+++ The records +++
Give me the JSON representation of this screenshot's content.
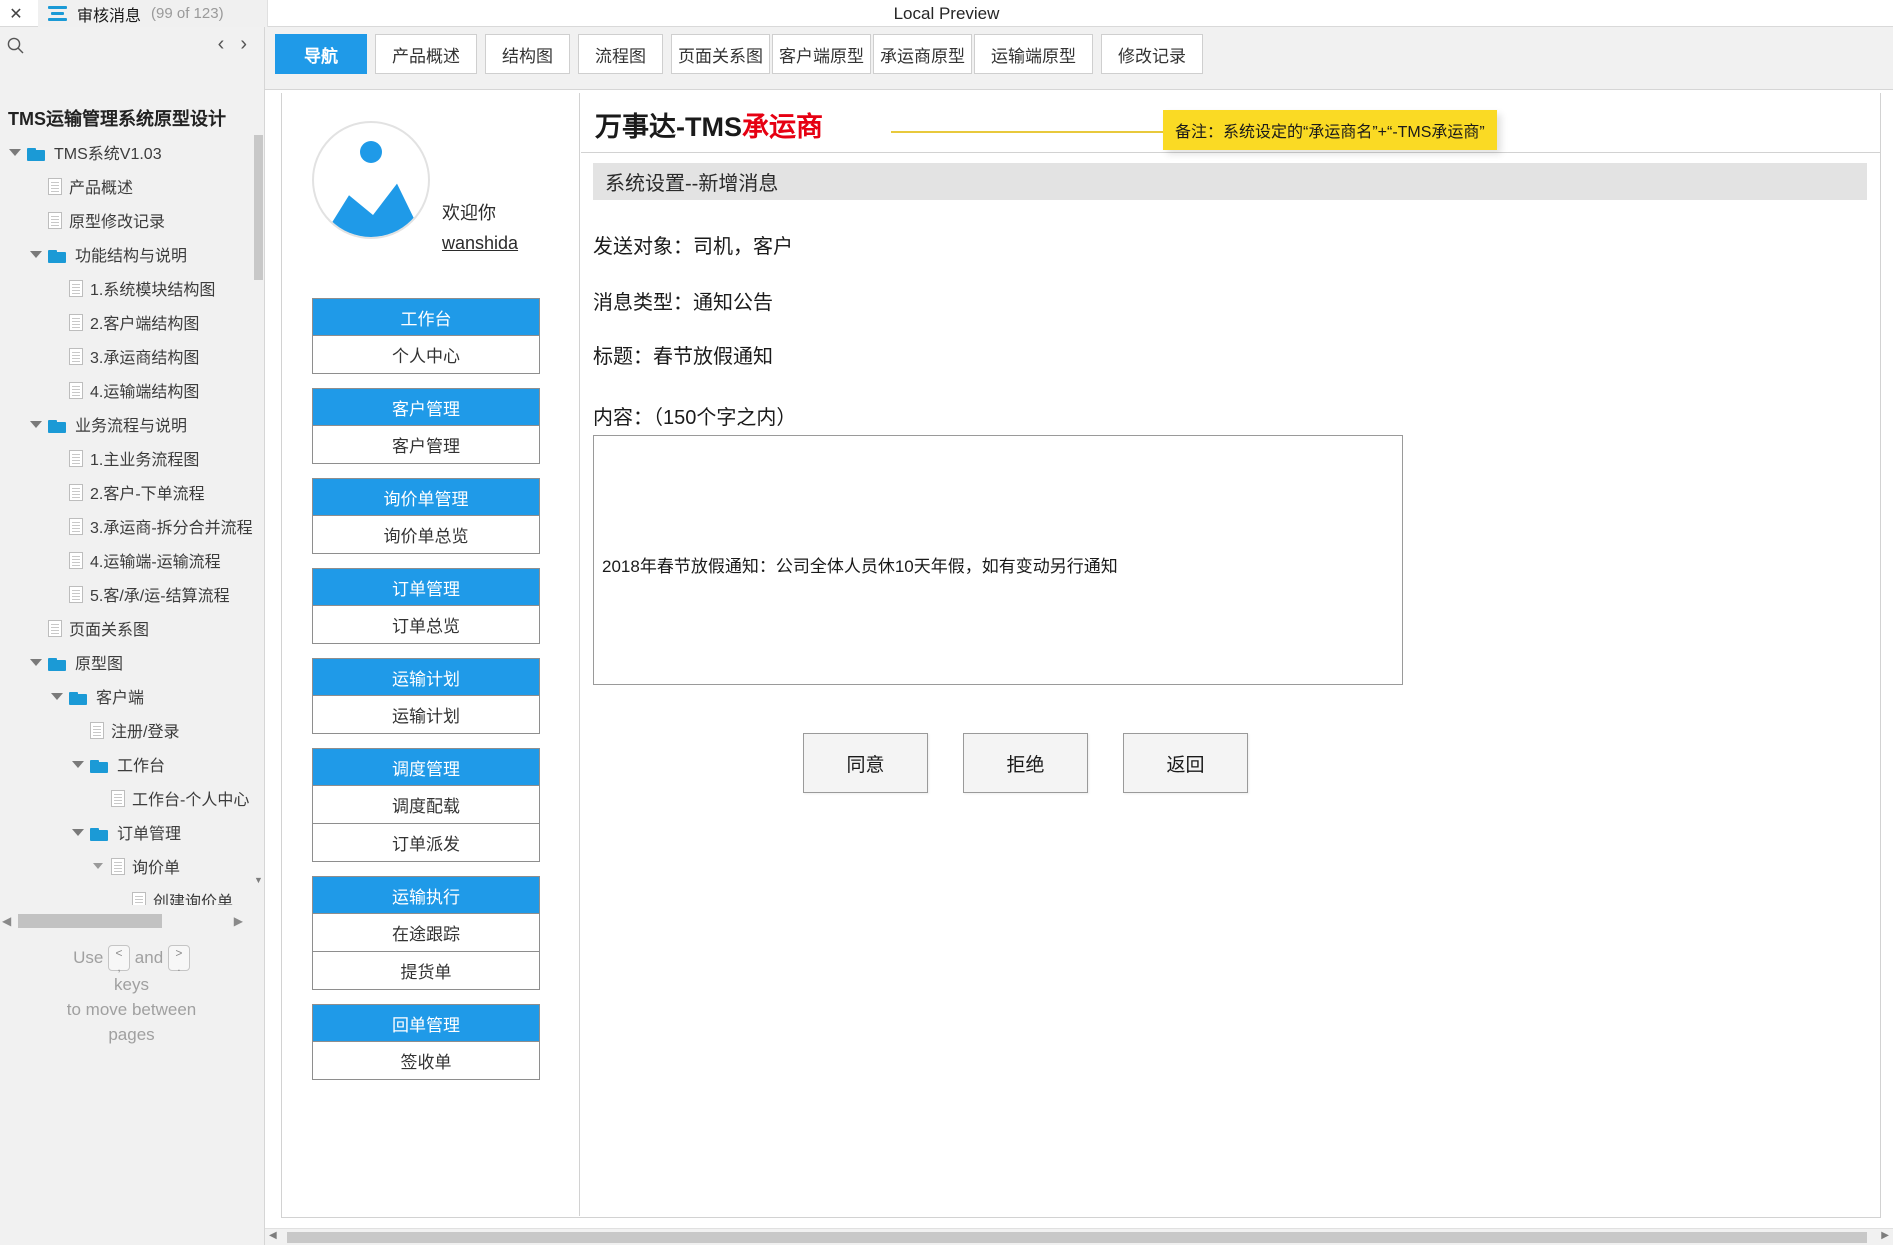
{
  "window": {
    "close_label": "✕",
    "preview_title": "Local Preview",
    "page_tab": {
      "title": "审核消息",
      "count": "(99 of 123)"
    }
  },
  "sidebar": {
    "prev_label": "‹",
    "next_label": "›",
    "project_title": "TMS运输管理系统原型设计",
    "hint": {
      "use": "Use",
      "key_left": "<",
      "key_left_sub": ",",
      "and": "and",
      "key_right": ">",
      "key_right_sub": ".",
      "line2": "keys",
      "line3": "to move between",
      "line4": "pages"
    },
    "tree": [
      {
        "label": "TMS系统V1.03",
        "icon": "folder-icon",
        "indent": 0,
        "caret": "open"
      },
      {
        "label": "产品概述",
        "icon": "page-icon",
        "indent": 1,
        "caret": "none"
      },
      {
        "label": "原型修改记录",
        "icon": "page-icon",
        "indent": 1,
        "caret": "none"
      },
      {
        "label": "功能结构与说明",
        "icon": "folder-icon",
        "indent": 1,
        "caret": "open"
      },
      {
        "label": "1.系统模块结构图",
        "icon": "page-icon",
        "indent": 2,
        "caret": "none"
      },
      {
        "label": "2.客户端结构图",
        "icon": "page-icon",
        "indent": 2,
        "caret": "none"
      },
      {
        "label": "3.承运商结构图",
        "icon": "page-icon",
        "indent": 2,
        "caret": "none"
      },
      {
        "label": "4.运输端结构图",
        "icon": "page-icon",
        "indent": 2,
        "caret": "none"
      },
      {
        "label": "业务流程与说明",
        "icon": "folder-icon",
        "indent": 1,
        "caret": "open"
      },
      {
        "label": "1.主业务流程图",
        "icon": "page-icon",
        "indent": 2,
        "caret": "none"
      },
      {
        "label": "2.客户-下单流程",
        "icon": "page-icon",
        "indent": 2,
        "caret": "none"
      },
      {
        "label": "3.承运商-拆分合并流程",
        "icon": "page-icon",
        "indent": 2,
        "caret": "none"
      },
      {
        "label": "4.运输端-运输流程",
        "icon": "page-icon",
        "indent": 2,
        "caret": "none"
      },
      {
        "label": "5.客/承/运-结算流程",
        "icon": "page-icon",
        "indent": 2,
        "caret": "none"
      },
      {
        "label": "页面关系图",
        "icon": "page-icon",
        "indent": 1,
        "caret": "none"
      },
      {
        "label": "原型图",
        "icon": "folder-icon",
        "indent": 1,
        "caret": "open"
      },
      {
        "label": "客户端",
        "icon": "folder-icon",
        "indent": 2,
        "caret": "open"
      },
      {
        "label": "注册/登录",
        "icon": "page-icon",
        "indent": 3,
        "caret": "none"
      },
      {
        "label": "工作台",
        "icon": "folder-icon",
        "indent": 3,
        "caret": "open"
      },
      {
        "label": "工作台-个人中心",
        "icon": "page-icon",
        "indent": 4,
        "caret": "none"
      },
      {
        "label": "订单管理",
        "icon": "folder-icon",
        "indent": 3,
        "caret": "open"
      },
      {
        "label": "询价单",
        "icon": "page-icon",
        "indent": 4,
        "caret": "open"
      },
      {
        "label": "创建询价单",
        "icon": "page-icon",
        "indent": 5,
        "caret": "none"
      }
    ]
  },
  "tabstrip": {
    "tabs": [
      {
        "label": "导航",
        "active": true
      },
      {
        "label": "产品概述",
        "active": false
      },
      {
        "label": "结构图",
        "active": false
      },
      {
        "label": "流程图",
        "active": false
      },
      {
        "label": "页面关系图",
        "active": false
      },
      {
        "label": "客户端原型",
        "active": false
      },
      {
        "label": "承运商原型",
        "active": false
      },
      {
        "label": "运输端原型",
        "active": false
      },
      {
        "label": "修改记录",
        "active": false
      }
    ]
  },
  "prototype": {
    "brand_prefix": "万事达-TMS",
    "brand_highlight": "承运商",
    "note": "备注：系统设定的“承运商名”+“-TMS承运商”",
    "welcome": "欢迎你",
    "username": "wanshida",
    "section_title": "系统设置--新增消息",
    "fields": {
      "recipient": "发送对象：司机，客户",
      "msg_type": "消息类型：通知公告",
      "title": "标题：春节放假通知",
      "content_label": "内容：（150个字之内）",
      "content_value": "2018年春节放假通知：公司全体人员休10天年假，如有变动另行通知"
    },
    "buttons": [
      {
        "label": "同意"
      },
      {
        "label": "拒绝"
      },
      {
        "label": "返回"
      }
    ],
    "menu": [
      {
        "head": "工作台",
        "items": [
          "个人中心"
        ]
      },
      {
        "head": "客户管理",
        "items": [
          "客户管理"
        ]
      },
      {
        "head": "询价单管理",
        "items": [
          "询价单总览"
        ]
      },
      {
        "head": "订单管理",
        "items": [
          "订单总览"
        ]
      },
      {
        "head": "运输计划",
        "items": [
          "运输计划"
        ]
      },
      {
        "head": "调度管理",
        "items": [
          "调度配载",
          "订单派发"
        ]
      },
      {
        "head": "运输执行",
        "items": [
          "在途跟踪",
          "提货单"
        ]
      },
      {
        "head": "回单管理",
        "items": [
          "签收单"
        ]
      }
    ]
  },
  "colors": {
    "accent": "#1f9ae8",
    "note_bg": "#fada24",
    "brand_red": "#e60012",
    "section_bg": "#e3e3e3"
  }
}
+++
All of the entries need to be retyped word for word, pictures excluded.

Give me the JSON representation of this screenshot's content.
{
  "window": {
    "close_label": "✕",
    "preview_title": "Local Preview",
    "page_tab": {
      "title": "审核消息",
      "count": "(99 of 123)"
    }
  },
  "sidebar": {
    "prev_label": "‹",
    "next_label": "›",
    "project_title": "TMS运输管理系统原型设计",
    "hint": {
      "use": "Use",
      "key_left": "<",
      "key_left_sub": ",",
      "and": "and",
      "key_right": ">",
      "key_right_sub": ".",
      "line2": "keys",
      "line3": "to move between",
      "line4": "pages"
    },
    "tree": [
      {
        "label": "TMS系统V1.03",
        "icon": "folder-icon",
        "indent": 0,
        "caret": "open"
      },
      {
        "label": "产品概述",
        "icon": "page-icon",
        "indent": 1,
        "caret": "none"
      },
      {
        "label": "原型修改记录",
        "icon": "page-icon",
        "indent": 1,
        "caret": "none"
      },
      {
        "label": "功能结构与说明",
        "icon": "folder-icon",
        "indent": 1,
        "caret": "open"
      },
      {
        "label": "1.系统模块结构图",
        "icon": "page-icon",
        "indent": 2,
        "caret": "none"
      },
      {
        "label": "2.客户端结构图",
        "icon": "page-icon",
        "indent": 2,
        "caret": "none"
      },
      {
        "label": "3.承运商结构图",
        "icon": "page-icon",
        "indent": 2,
        "caret": "none"
      },
      {
        "label": "4.运输端结构图",
        "icon": "page-icon",
        "indent": 2,
        "caret": "none"
      },
      {
        "label": "业务流程与说明",
        "icon": "folder-icon",
        "indent": 1,
        "caret": "open"
      },
      {
        "label": "1.主业务流程图",
        "icon": "page-icon",
        "indent": 2,
        "caret": "none"
      },
      {
        "label": "2.客户-下单流程",
        "icon": "page-icon",
        "indent": 2,
        "caret": "none"
      },
      {
        "label": "3.承运商-拆分合并流程",
        "icon": "page-icon",
        "indent": 2,
        "caret": "none"
      },
      {
        "label": "4.运输端-运输流程",
        "icon": "page-icon",
        "indent": 2,
        "caret": "none"
      },
      {
        "label": "5.客/承/运-结算流程",
        "icon": "page-icon",
        "indent": 2,
        "caret": "none"
      },
      {
        "label": "页面关系图",
        "icon": "page-icon",
        "indent": 1,
        "caret": "none"
      },
      {
        "label": "原型图",
        "icon": "folder-icon",
        "indent": 1,
        "caret": "open"
      },
      {
        "label": "客户端",
        "icon": "folder-icon",
        "indent": 2,
        "caret": "open"
      },
      {
        "label": "注册/登录",
        "icon": "page-icon",
        "indent": 3,
        "caret": "none"
      },
      {
        "label": "工作台",
        "icon": "folder-icon",
        "indent": 3,
        "caret": "open"
      },
      {
        "label": "工作台-个人中心",
        "icon": "page-icon",
        "indent": 4,
        "caret": "none"
      },
      {
        "label": "订单管理",
        "icon": "folder-icon",
        "indent": 3,
        "caret": "open"
      },
      {
        "label": "询价单",
        "icon": "page-icon",
        "indent": 4,
        "caret": "open"
      },
      {
        "label": "创建询价单",
        "icon": "page-icon",
        "indent": 5,
        "caret": "none"
      }
    ]
  },
  "tabstrip": {
    "tabs": [
      {
        "label": "导航",
        "active": true
      },
      {
        "label": "产品概述",
        "active": false
      },
      {
        "label": "结构图",
        "active": false
      },
      {
        "label": "流程图",
        "active": false
      },
      {
        "label": "页面关系图",
        "active": false
      },
      {
        "label": "客户端原型",
        "active": false
      },
      {
        "label": "承运商原型",
        "active": false
      },
      {
        "label": "运输端原型",
        "active": false
      },
      {
        "label": "修改记录",
        "active": false
      }
    ]
  },
  "prototype": {
    "brand_prefix": "万事达-TMS",
    "brand_highlight": "承运商",
    "note": "备注：系统设定的“承运商名”+“-TMS承运商”",
    "welcome": "欢迎你",
    "username": "wanshida",
    "section_title": "系统设置--新增消息",
    "fields": {
      "recipient": "发送对象：司机，客户",
      "msg_type": "消息类型：通知公告",
      "title": "标题：春节放假通知",
      "content_label": "内容：（150个字之内）",
      "content_value": "2018年春节放假通知：公司全体人员休10天年假，如有变动另行通知"
    },
    "buttons": [
      {
        "label": "同意"
      },
      {
        "label": "拒绝"
      },
      {
        "label": "返回"
      }
    ],
    "menu": [
      {
        "head": "工作台",
        "items": [
          "个人中心"
        ]
      },
      {
        "head": "客户管理",
        "items": [
          "客户管理"
        ]
      },
      {
        "head": "询价单管理",
        "items": [
          "询价单总览"
        ]
      },
      {
        "head": "订单管理",
        "items": [
          "订单总览"
        ]
      },
      {
        "head": "运输计划",
        "items": [
          "运输计划"
        ]
      },
      {
        "head": "调度管理",
        "items": [
          "调度配载",
          "订单派发"
        ]
      },
      {
        "head": "运输执行",
        "items": [
          "在途跟踪",
          "提货单"
        ]
      },
      {
        "head": "回单管理",
        "items": [
          "签收单"
        ]
      }
    ]
  },
  "colors": {
    "accent": "#1f9ae8",
    "note_bg": "#fada24",
    "brand_red": "#e60012",
    "section_bg": "#e3e3e3"
  }
}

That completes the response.